How to manage bushfire smoke health risks
Written By Linda Demy-Gero
The current catastrophic weather conditions and subsequent bushfires in Australia, have contributed to poor air quality. Many people are questioning the impact of this smoke hazard on our health and also who is most at risk. Naturopath Linda Demy-Gero explains.
It is well documented in the scientific literature that air pollution can have a negative effect on your heart and lung health. Dr Dennekamp, an Epidemiologist at Monash University in Melbourne explained that recent research has found a link between out-of-hospital cardiac arrests in Melbourne and bushfire smoke.
Bushfire smoke is made up of water vapour, small particles and gases which could include carbon monoxide, carbon dioxide, sulphur dioxide and nitrogen oxides. The smaller and finer the particles, the more damaging their effect on your lungs. The most studied fine particles are those less than 2.5 microns in aerodynamic diameter (PM2.5) which can reach the lung alveoli impacting cardiovascular and respiratory function.
Who is high risk? • People with a pre-existing heart or lung conditions – such as asthma, chronic obstructive pulmonary disease (COPD), emphysema and chronic bronchitis. • Pregnant women • The elderly • Young children
How does the smoke effect you? Environmental Health Expert Fay Johnson from the University of Tasmania said if you can see or smell smoke then you should try to minimise your exposure particularly if you are in the high-risk group. According to a published paper, people on “less nutritious diets” are at higher risk of developing chronic diseases.

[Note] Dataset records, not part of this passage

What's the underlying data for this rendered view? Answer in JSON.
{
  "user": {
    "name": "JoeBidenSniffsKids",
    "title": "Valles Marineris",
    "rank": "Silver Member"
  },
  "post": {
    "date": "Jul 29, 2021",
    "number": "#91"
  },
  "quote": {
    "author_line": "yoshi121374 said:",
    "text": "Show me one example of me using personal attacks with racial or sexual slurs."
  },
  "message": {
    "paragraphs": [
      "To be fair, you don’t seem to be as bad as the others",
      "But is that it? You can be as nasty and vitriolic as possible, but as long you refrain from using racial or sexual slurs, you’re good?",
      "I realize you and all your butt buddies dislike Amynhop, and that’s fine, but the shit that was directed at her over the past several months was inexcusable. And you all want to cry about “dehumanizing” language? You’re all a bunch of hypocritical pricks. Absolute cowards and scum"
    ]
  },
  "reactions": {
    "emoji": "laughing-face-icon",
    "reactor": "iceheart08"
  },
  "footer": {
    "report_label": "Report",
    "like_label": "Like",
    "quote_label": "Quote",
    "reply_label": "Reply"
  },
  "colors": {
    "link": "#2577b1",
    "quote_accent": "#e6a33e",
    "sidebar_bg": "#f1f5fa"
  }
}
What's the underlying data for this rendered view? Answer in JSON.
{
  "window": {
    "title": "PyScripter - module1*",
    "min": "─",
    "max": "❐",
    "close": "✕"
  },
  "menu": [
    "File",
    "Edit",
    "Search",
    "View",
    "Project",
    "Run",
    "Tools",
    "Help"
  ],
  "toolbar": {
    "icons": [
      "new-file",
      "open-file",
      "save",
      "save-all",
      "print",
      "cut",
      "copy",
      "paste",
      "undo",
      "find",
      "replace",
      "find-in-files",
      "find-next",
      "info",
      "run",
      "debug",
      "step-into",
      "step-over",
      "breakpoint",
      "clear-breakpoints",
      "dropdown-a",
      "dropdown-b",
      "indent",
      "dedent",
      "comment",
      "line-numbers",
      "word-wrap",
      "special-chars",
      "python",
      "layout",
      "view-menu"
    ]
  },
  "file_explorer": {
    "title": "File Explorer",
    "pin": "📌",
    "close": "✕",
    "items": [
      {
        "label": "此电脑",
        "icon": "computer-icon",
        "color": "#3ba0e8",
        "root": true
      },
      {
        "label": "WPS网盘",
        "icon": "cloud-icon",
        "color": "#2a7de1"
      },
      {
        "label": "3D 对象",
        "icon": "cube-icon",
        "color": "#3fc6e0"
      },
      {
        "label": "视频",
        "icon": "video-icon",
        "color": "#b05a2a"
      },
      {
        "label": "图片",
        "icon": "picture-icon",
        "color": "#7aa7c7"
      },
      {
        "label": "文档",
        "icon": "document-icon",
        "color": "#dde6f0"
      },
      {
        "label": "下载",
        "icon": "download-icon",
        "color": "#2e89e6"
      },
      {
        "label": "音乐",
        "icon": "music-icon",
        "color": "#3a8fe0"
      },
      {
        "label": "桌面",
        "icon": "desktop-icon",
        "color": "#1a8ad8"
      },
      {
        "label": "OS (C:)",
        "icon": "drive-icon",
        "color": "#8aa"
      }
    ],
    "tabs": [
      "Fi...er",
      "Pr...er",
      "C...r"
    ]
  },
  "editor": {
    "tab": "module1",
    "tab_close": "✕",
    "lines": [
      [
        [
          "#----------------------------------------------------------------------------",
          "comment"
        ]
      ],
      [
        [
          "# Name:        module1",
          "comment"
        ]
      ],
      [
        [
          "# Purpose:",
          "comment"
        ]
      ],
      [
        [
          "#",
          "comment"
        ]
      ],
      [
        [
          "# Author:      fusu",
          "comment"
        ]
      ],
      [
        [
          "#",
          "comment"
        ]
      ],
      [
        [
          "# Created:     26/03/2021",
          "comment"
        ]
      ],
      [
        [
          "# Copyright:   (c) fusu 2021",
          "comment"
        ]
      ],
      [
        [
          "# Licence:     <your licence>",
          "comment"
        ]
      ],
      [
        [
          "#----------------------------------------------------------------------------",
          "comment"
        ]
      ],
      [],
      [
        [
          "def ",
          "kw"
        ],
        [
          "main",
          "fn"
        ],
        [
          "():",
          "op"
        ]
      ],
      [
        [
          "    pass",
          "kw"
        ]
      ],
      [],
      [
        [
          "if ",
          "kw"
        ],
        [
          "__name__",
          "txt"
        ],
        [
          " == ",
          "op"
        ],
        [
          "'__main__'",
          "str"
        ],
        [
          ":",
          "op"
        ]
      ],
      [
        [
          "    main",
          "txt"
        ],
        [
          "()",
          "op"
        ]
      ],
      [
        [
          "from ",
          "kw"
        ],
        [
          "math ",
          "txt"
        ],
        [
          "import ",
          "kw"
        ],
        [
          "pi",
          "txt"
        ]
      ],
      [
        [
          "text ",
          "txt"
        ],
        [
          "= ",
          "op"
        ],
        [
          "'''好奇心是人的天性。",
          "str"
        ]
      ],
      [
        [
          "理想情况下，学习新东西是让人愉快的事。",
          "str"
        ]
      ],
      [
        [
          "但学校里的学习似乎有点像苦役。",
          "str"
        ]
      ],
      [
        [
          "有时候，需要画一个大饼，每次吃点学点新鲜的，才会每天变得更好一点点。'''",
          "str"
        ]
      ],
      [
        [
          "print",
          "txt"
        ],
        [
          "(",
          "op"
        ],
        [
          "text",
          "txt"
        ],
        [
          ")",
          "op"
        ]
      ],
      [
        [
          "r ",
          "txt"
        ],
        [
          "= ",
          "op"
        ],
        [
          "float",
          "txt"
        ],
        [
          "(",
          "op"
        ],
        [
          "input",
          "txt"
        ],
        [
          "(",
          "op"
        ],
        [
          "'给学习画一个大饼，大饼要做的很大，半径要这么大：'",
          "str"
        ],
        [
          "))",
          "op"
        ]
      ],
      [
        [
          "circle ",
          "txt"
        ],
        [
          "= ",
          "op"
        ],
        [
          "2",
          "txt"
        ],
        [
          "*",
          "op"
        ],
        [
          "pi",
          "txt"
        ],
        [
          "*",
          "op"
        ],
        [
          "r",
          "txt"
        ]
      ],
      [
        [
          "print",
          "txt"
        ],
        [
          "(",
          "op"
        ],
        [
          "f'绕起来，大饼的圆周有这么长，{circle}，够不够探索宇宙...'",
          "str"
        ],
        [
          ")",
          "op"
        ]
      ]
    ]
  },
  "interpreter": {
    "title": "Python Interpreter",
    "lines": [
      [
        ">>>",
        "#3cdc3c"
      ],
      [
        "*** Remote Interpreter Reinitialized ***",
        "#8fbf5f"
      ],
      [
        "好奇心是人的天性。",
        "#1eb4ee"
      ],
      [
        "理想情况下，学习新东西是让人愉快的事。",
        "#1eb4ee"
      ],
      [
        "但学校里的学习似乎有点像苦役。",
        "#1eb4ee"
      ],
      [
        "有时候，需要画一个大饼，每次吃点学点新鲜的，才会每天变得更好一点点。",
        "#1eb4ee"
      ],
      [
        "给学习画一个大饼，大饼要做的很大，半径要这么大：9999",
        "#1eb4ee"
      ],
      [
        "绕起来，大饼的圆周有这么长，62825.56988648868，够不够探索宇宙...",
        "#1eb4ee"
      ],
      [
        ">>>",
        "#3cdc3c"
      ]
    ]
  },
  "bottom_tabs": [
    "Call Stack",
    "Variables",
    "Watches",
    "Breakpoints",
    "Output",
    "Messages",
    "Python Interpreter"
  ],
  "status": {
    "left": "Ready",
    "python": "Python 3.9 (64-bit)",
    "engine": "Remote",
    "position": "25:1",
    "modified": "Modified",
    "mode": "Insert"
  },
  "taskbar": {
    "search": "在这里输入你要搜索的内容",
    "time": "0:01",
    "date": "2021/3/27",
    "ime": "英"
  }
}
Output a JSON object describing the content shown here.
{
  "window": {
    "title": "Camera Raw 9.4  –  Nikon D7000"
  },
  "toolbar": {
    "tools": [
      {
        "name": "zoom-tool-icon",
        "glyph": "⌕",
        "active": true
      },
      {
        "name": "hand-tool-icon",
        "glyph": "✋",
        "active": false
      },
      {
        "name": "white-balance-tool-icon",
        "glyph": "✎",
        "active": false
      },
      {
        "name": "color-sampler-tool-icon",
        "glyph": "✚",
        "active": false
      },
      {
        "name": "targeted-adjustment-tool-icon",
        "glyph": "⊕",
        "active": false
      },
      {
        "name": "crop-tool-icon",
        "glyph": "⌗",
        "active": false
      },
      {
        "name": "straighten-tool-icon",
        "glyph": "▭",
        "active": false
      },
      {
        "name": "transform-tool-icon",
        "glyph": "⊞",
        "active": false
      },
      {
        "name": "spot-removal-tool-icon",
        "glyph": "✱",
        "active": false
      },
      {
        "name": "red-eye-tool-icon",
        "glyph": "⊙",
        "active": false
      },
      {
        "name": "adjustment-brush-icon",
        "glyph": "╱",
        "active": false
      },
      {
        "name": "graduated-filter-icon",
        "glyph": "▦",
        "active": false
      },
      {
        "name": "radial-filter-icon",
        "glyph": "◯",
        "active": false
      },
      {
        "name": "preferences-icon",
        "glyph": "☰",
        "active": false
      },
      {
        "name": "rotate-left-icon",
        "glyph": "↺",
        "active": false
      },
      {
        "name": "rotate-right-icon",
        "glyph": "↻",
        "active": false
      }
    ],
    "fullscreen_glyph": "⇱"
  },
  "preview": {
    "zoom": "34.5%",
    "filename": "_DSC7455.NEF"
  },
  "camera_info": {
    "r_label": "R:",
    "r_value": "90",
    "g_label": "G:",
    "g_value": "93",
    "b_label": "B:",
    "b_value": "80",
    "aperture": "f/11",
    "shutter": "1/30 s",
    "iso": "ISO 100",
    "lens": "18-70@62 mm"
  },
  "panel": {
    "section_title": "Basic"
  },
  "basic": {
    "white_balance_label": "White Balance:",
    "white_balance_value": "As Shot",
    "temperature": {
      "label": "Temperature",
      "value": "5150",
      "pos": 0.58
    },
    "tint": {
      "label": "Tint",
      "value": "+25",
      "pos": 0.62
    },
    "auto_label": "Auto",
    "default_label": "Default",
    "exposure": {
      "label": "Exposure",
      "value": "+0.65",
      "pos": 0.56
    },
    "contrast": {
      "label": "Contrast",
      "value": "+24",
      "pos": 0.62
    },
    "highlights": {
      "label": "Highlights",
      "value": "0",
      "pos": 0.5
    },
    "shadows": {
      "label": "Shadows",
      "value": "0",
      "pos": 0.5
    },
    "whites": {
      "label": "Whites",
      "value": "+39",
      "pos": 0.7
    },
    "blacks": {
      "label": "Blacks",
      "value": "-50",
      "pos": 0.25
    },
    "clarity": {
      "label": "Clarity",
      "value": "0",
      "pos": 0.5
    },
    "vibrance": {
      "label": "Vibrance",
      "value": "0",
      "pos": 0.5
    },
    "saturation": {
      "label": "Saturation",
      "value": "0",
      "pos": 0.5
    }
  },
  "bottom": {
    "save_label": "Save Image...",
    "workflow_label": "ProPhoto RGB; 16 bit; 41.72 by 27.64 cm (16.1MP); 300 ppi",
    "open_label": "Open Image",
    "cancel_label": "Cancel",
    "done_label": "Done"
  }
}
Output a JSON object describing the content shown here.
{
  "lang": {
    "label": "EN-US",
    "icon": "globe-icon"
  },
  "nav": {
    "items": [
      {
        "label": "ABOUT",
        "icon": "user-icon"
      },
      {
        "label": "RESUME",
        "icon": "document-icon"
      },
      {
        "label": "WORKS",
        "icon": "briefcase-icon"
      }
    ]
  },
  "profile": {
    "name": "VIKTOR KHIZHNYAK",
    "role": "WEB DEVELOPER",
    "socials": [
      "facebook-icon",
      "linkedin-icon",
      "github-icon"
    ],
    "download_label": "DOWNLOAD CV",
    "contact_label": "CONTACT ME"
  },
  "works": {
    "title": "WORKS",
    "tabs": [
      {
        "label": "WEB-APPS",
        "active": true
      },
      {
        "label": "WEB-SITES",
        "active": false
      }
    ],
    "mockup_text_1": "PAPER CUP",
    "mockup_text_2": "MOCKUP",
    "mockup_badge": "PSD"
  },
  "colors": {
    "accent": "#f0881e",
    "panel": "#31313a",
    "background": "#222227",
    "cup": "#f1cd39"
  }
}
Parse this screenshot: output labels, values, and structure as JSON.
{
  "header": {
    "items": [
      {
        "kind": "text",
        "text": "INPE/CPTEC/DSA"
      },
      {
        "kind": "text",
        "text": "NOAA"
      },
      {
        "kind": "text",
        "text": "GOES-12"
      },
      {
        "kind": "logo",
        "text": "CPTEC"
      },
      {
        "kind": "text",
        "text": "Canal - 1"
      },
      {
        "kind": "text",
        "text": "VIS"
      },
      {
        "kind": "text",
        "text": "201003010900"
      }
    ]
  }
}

Healthy people tend to tolerate this type of pollution better but common effects are: • Itchy or burning eyes • Throat irritation • Runny nose • Coughing Exposure to air pollution may further promote the risk and severity of diseases by impacting our inflammatory and oxidative stress pathways.
What can you do? Experts suggest you stay indoors, use an air conditioner or portable air filter, avoid outside physical activity, wear a mask (P1 or P2 – available at hardware stores) or leave the area. Eat a nutritious diet high in fruits, vegetables, fibre and fish. Restrict your intake of salt, saturated fats and added sugars.
Studies have found benefits in Omega-3 fatty acids (up to 2-3 grams/day) a natural anti-inflammatory, and micronutrients can reduce the risk of heart and chronic diseases. These nutrients include B group vitamins, particularly B2 and B12, folate (500mcg/day), vitamin D, and antioxidants such as vitamin E (400iu/day) and C (500mg/day).
This season of polluted air is very new to all of us but some understanding of its effects and ways to manage it, will help us in the future.
It is also recommended to check the weather app – THE WEATHER CHANNEL: FORECAST – which gives you a reading of air pollution including Micro Dust levels with particulate matter less than 2.5microns (PM2.5).